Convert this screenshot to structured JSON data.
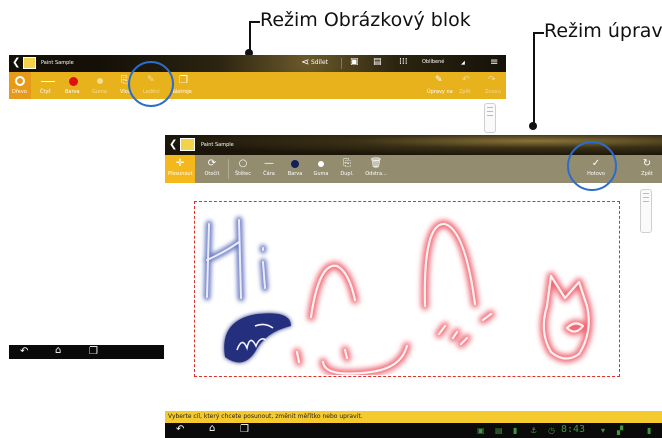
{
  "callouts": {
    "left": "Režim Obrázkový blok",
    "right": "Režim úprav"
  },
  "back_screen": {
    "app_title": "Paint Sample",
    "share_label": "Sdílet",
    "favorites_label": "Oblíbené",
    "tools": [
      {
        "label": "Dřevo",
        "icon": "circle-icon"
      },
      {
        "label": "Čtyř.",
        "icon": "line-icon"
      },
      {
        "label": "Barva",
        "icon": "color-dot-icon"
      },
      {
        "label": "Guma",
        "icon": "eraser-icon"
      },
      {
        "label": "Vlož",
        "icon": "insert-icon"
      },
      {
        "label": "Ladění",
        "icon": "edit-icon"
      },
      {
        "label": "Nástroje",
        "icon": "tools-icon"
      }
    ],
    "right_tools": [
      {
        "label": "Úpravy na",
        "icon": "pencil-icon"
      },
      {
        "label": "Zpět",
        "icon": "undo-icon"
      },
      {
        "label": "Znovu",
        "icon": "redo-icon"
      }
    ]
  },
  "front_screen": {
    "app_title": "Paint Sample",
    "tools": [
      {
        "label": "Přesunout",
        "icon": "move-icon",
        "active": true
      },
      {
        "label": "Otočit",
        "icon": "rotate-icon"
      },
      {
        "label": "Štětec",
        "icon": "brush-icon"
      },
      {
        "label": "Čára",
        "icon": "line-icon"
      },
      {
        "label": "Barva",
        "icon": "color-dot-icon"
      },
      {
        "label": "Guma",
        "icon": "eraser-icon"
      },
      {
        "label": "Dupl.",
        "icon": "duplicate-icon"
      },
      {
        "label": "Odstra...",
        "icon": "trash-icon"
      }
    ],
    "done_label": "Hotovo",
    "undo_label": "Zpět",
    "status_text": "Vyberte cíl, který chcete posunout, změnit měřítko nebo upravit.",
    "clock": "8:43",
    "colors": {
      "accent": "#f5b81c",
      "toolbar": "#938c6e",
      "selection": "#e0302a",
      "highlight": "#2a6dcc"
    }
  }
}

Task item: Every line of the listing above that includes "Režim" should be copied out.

Reply:
    "left": "Režim Obrázkový blok",
    "right": "Režim úprav"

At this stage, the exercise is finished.